|Scrubs: Season Three (2003)
Starring: Zach Braff, John C. McGinley, Donald Faison, Sarah Chalke, Judy Reyes, Ken Jenkins, Neil Flynn, Robert Maschio, Sam Lloyd
Judging by its lofty status in the first and second editions of our TV Power Rankings, it's safe to say that "Scrubs" is a Bullz-Eye favorite. But not because it's funny and not because it's quirky, and not because it's poignant, intelligent and endearing. Instead, “Scrubs” is one of the best shows around because it’s all of those things, quite often all in one episode, qualities that set it apart from any other sitcom on TV today. And even if NBC stubbornly refuses to give this award-winning show its due props, banishing it to Tuesday nights instead of featuring it as part of Thursday’s so-called “Must See TV” lineup, “Scrubs” continues to win the hearts of fans and critics alike.
The show’s third season is another prime example of what makes “Scrubs” so compelling. Featuring 22 episodes, three of which are “Supersized” (26 minutes instead of the usual 21), this three-disc set finds the staff at Sacred Heart Hospital in a state of sweeping change. Turk (Donald Faison) and Carla (Judy Reyes) set a wedding date and begin planning for their future; Dr. Cox (John C. McGinley), who learned at the end of season two that he’s a father, now wonders if he has what it takes to be a dad; and, after being kicked around her entire life, Elliot (Sarah Chalke) sheds her pushover persona, gets a stunning makeover, and reconnects with her ex-boyfriend Sean (Scott Foley). As for J.D. (Zach Braff), he mourns the passing of an era now that his buddy’s getting married, briefly adopts a new mentor in Dr. Kevin Casey (guest star Michael J. Fox), and realizes that he’s still in love with Elliot. Or so he thinks, anyway. Once again rounding out the hospital staff are callous Chief of Medicine Bob Kelso (Ken Jenkins), perverted (and absolutely hilarious) surgeon “The Todd” (Robert Maschio), pathetic attorney Ted Buckland (Sam Lloyd), and The Janitor (Neil Flynn), who, along with eternal doormat Ted, takes on a more pronounced role in season three.

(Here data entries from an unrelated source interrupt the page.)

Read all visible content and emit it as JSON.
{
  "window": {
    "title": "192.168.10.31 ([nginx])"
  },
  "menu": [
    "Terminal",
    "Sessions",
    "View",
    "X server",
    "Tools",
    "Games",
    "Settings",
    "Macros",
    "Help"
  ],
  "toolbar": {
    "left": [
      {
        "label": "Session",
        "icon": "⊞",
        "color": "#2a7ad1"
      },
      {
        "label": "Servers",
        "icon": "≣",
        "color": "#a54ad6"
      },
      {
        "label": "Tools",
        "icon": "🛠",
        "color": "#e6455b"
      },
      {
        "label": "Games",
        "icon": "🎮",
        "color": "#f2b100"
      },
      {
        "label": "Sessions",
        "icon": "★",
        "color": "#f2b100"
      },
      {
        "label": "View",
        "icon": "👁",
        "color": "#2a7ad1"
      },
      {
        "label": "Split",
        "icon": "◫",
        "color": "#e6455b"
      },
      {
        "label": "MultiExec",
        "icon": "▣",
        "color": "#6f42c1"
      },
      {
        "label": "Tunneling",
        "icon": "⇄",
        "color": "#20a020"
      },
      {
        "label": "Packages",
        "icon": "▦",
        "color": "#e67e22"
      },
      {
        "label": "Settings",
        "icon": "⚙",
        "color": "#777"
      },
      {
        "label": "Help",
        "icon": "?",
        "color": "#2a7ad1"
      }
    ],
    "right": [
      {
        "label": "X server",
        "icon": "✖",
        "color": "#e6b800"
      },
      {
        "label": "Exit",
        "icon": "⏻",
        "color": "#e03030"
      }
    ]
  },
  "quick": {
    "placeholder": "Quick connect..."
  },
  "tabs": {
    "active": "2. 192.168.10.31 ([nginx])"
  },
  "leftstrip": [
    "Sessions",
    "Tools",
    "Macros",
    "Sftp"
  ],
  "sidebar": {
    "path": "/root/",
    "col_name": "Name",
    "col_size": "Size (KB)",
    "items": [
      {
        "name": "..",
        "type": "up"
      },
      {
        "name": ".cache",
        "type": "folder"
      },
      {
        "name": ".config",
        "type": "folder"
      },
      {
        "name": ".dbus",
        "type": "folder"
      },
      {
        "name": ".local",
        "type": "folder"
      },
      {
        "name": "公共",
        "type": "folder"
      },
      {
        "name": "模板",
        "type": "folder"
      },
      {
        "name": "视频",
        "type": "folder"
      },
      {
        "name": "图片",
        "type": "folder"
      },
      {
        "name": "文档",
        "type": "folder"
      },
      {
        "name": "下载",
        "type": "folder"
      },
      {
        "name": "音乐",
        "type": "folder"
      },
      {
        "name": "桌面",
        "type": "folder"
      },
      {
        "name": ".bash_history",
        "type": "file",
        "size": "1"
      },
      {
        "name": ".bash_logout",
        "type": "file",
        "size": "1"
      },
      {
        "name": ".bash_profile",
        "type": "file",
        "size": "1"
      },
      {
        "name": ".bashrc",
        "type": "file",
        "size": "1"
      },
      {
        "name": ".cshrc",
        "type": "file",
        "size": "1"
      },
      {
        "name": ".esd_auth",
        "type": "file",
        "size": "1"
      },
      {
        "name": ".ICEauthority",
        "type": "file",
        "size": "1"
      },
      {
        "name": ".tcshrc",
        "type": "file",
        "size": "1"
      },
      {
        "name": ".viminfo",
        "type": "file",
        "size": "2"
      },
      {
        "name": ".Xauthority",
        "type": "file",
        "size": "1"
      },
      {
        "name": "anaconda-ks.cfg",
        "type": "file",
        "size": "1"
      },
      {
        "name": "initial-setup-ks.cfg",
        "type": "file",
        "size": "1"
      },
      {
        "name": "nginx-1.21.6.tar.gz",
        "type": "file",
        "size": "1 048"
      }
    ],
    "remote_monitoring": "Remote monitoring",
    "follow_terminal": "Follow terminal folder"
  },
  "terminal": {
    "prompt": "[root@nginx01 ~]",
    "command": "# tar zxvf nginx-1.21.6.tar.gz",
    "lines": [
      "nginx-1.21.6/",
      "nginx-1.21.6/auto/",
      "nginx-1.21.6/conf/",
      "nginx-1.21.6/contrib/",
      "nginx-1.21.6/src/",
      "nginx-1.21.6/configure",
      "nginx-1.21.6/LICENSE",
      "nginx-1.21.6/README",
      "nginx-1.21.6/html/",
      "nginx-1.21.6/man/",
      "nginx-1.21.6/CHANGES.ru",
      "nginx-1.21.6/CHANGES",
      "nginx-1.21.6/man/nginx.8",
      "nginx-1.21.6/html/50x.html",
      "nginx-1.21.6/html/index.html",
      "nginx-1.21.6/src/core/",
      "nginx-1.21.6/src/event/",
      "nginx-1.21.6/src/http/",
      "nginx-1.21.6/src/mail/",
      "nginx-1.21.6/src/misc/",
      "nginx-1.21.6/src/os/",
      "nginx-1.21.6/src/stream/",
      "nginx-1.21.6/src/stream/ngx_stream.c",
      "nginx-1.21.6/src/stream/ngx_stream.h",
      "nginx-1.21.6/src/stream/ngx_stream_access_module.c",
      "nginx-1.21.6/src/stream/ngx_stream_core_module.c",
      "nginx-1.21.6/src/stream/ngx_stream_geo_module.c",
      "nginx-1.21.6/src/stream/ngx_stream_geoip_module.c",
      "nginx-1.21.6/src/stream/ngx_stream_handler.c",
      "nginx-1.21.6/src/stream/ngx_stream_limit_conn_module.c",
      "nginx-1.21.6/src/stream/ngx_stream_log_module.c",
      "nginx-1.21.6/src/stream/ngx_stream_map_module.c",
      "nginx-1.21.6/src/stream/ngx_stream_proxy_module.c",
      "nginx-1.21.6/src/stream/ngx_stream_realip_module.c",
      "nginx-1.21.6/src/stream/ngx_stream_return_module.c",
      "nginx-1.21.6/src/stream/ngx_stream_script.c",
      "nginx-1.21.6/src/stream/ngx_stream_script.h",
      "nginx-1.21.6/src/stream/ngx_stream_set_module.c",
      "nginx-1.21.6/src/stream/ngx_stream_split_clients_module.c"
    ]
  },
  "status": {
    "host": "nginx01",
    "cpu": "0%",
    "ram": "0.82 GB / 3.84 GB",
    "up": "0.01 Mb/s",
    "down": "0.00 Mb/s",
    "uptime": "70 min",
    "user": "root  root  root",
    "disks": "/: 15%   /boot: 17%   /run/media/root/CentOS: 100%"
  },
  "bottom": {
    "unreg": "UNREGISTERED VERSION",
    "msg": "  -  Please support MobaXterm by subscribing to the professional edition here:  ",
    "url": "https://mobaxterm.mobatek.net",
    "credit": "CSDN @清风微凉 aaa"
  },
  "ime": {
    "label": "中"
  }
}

It’s tempting to claim that these episodes rank as some of the best in the show’s history, but that’d be selling “Scrubs” short. The truth is, every season is loaded with memorable episodes, and this one is no different. Elliot undergoes her dramatic transformation in the premiere, “My Own American Girl,” Cox tries to cope with his advancing age and J.D. learns that the Janitor had a bit role in “The Fugitive” (it’s true, look it up) in “My Friend the Doctor,” and Turk and Carla’s big day turns into a complete disaster in “My Best Friend’s Wedding.” Then there’s perhaps the season’s finest episode, “My Screw Up,” which features an excellent guest appearance from Brendan Fraser. In fact, there are several notable guest stars in this third season; some in bit roles, like Sulu from “Star Trek,” Marcia Brady and the Soup Nazi, and some in more extended roles, like Fraser, Tara Reid and Tom Cavanaugh. Then there’s Michael J. Fox, whose two-episode run as Dr. Casey is easily one of this set’s highlights. “My Porcelain God” in particular is a must-see.
Fans of the show have been treated to a jackpot of quality extras with each DVD release, and the list this time around is just as extensive. Series creator Bill Lawrence, who also helmed “Spin City,” discusses the various directors who worked on season three in the “Twist and Shoot” featurette while taking a closer look at the season’s guest stars in “Long-Term Residents.” Elliot’s extreme makeover, meanwhile, is examined in “The New Elliot,” “Don’t Try This at Home” reveals the inside info on the show’s various stunts, and old reliables like deleted scenes, gag reels and audio commentaries (on just two episodes) round out the bonus features.
In my review of the season-one DVD set, I wrote, “what ultimately makes ‘Scrubs’ more than just your average disposable sitcom is its ability to crack you up one minute and break your heart the next.” Forgive me for recycling the line here, but I’m not sure there’s a better way to explain the show’s charm. It’s one of the few series on television that can so delicately handle issues of love, life and loss while also pulling off an “I.P. Freely” joke (“Funny in third grade, funny now,” says Janitor). “Scrubs” may not be atop NBC’s list, but fans of the show know better, and you can bet most of them cleared a space for this season-three set in their personal collections, right next to their first and second season DVDs.